Words and images by Travolta Cooper
Netflix didn’t come to Play, They came to Slay
Cannes France —- So “streaming cinema” (as I call it) has no doubt been the talk of the Festival. It has been the subject of three (including this one) of our daily reports. This is an important development in the cinema around the world. It is particularly true of the Caribbean Region where streaming services like “Studio Anansi” and “Caribbean Tales” lead as being a provider for Caribbean Films and content. Content. When all is said and done, cinema boils down to a great story and character. Content. Which is why, even at day five at Cannes, I have personally been waiting for a great film. Is it streaming cinema or theatrical cinema? Who cares? Where is that “Cannes movie” so many of us travelled thousands of miles to see. This was definitely not the case with the opening night film Ismael’s Ghost. And despite some reports of Amazon Studios’ Wonderstruck and it’s ‘Oscar’ prospects, I doubt Wonderstruck will make it to the Academy Awards. While Okja was fun and important, it serves mostly as a signpost: ‘a new Hollywood’ type entertainment. Then The Meyerowitz Stories (New and Selected) debuted this morning. And it is not just one of the best films of the Festivals or the best of a ‘Netflix Original,’ Ladies and Gents; we have a winner for one of the best films of the year.
Noah Baumbach has long and quietly been one of the favorite filmmakers. I’ve always likened him to a younger Woody Allen. He inherits a tradition and style of New York Jewish humor. I remember seeing his film “The Squid And The Whale” in film school and thought, ‘how does one take the subject of divorce and make it so cinematic?’ How? He does this because he is an excellent writer, writing the some of the smartest and three-dimensional characters you’ll meet in the cinema. He returns with to his palette with The Meyerowitz Stories, which also goes into the Baumbach familiar terrain of family dysfunction, sibling rivalry, and daddy issues. As a writer-director, Baumbach often charts the lingering emotional scars that parents inflict on their children, resulting in families full of lingering resentment and self-hatred. If The Meyerowitz Stories doesn’t exactly rewrite this familiar narrative, but Baumbach remains an eloquent chronicler of a universal anguish, understanding what can be traumatic and hilarious in the scenario.

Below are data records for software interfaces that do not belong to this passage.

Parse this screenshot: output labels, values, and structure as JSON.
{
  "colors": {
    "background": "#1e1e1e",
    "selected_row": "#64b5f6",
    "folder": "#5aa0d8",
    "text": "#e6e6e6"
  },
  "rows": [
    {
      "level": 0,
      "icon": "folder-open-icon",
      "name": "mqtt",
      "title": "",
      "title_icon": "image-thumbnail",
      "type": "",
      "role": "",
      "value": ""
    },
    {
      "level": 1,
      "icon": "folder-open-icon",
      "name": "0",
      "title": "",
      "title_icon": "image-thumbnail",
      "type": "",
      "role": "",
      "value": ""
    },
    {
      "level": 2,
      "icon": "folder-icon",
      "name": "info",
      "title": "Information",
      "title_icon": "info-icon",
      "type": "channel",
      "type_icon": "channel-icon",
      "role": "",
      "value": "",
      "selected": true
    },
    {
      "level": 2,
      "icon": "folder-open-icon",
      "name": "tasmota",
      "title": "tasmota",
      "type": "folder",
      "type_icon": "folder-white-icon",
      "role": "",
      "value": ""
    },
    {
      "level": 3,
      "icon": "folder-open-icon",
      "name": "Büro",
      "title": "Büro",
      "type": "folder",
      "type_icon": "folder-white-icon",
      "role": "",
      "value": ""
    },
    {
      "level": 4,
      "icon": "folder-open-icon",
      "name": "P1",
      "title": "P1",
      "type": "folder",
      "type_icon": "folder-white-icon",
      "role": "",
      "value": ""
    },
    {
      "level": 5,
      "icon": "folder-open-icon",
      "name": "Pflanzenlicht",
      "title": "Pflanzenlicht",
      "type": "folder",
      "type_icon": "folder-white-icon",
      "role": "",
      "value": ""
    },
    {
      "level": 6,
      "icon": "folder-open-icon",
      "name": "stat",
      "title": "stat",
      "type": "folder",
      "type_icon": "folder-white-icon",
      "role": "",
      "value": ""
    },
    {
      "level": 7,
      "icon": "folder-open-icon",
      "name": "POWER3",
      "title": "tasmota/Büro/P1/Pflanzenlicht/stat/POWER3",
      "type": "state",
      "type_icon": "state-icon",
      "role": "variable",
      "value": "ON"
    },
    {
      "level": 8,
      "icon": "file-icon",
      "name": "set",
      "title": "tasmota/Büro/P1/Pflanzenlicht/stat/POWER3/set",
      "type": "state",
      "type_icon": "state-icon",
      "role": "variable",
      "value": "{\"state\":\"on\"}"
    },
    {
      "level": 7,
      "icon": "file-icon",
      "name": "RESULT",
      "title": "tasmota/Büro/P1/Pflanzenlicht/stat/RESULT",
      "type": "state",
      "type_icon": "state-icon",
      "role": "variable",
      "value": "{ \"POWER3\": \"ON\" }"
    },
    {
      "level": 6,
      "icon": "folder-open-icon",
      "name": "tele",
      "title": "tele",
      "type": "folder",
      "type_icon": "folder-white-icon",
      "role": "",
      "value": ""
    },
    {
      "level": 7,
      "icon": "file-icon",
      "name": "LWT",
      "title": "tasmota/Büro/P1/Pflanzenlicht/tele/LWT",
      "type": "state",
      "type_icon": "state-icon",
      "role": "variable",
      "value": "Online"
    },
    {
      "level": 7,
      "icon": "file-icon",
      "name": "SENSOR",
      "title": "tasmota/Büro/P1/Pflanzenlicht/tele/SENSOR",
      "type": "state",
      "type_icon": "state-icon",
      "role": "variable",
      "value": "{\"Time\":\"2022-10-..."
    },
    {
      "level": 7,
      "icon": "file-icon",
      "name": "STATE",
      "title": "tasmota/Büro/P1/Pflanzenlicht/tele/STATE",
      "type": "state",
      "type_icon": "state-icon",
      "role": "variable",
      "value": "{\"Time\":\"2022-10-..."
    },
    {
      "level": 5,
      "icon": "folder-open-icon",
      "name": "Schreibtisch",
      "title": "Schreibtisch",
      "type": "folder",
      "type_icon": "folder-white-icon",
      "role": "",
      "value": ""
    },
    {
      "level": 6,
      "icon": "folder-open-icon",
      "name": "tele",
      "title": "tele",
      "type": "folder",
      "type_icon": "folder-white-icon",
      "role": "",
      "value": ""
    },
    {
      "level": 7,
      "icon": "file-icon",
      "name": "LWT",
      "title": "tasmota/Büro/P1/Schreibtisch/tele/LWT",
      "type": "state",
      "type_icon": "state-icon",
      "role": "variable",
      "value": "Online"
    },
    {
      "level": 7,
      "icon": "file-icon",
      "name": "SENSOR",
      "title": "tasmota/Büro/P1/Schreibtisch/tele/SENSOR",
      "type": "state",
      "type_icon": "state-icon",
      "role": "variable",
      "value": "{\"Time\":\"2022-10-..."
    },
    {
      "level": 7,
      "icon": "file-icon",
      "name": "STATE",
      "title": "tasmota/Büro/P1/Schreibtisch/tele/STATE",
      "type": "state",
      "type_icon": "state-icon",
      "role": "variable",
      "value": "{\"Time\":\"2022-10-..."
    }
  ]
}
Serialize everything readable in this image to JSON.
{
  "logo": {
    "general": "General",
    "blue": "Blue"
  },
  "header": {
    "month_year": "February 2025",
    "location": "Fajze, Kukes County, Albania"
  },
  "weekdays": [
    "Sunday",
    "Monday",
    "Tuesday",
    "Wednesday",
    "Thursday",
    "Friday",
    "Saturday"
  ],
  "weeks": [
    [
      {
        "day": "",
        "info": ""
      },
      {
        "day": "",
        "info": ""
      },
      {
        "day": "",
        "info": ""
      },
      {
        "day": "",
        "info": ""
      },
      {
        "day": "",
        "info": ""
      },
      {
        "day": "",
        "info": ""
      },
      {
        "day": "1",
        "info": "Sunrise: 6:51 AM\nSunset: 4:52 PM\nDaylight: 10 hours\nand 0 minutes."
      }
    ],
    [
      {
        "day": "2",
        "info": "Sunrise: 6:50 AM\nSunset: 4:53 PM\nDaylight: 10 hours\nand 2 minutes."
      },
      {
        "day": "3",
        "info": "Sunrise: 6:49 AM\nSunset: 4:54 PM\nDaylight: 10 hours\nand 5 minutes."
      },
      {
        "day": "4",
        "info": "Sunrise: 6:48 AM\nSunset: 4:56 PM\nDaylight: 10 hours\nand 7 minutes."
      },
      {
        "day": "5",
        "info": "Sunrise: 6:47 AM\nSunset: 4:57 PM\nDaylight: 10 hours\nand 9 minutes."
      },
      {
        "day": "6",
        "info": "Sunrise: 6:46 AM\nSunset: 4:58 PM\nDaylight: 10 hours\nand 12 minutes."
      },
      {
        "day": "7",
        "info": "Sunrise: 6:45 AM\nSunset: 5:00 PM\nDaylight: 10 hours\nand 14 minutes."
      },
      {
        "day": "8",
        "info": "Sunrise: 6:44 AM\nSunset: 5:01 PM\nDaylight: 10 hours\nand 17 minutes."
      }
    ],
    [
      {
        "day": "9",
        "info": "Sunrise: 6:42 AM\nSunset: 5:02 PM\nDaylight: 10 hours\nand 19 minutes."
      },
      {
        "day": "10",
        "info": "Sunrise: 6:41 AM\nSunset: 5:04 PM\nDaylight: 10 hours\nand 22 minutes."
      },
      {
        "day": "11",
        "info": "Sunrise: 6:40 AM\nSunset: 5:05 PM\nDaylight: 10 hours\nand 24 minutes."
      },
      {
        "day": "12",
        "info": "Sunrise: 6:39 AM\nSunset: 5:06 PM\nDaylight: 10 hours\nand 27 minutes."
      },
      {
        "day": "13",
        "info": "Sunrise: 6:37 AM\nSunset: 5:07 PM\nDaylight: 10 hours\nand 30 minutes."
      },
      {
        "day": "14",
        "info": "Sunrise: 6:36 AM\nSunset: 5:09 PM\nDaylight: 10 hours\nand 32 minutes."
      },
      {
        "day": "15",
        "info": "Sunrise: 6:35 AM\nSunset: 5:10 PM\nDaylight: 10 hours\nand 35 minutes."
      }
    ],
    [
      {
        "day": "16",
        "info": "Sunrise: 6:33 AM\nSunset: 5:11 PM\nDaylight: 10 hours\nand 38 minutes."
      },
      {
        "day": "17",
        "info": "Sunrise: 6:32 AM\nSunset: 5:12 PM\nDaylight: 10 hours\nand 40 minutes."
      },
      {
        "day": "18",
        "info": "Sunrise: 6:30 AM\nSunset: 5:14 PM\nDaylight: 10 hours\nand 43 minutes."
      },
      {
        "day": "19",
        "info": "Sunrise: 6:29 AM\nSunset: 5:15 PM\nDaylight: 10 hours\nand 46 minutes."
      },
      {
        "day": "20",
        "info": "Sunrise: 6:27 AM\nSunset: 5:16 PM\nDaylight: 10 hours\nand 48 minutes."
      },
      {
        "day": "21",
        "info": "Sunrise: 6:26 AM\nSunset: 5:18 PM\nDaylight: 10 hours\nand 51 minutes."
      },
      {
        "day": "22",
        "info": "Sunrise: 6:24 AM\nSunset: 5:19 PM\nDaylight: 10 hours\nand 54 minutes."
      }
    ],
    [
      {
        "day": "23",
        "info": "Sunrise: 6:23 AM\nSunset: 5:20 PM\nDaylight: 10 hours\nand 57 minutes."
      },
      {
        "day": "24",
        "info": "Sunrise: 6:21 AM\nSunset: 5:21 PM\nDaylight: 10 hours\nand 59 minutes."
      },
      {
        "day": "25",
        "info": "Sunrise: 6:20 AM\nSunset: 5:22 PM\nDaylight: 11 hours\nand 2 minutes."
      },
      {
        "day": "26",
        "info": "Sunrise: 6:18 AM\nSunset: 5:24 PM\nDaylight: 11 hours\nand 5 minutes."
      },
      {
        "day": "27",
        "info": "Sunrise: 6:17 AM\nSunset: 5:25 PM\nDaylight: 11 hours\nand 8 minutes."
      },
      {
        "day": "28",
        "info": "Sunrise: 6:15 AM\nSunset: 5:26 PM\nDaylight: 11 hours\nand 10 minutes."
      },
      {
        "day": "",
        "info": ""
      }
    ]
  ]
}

Where Baumbach’s film is slightly different is in its structure. As its full title suggests, The Meyerowitz Stories adopts a literary tone, breaking its narrative into distinct chapters that focus on different family members. Danny (played by Adam Sandler) and Jean (Elizabeth Marvel) are the eldest children of Harold Meyerowitz (played by Dustin Hoffman), a New York sculptor who never became as renowned as he thought he deserved. Now on his fourth marriage, the bitter, egotistical Harold retains a powerful hold on his kids, exacerbating Danny’s sense of failure that he never succeeded as a songwriter and ignoring Jean to such a degree that she barely feels like a member of the family. Harold’s real affection seems to be concentrated on their younger half-sibling Matthew (played Ben Stiller), who is a wealthy business manager out in Los Angeles.
Baumbach knows how to cast and how to draw the best performances from his cast. It is no different here. When we left the screening, I could hear cinephiles debating whether Adam Sandler stole the movie or was it Ben Stiller. Both are great here. Adam Sandler, who delivered his best performance in Paul Thomas Anderson’s “Punch Drunk Love,” tops it as Danny Meyerowitz. It is his most nuanced work. Ben Stiller excels as Matthew Meyerowitz. He has a speech in the film about his dad that is sure to earn raves. As Dad Meyerowitz, Dustin Hoffman is superb. There are elements of The Squid And The Whale’s monstrously conceited writer father in Harold, but Hoffman’s deeply passive performance provides a fresh take, giving us a patriarch who has haunted his children by being at such a remove from them. There are minor roles played by Emma Thompson (as Harold’s fourth wife), Candice Bergen (as Matthew’s mother) that is memorable. And as Jean Meyerowitz, Elizabeth Marvel is a marvel and a find.
While most of us millenials are familiar with the popular term and meme “Netflix and Chill” (if you’re not, you can Google it), a new millennial meme from the 70th Cannes Film Festival could read something like this: ‘Netflix and Slay.’ And Netflix did not come to play at Cannes, they came to slay. The streaming service is the real deal and this is the future of the cinema. Deal with it. I read that Netflix, has been in the Adam Sandler business for quite some time and that this could perhaps explain why they scooped up this relatively high-brow production just weeks before its Cannes Film Festival premiere. However, it’s odd to think that the company responsible for “Sandy Wexler” and “The Ridiculous Six” could conceivably earn Adam Sandler and Ben Stiller their first Oscar nominations. Slay Netflix, slay!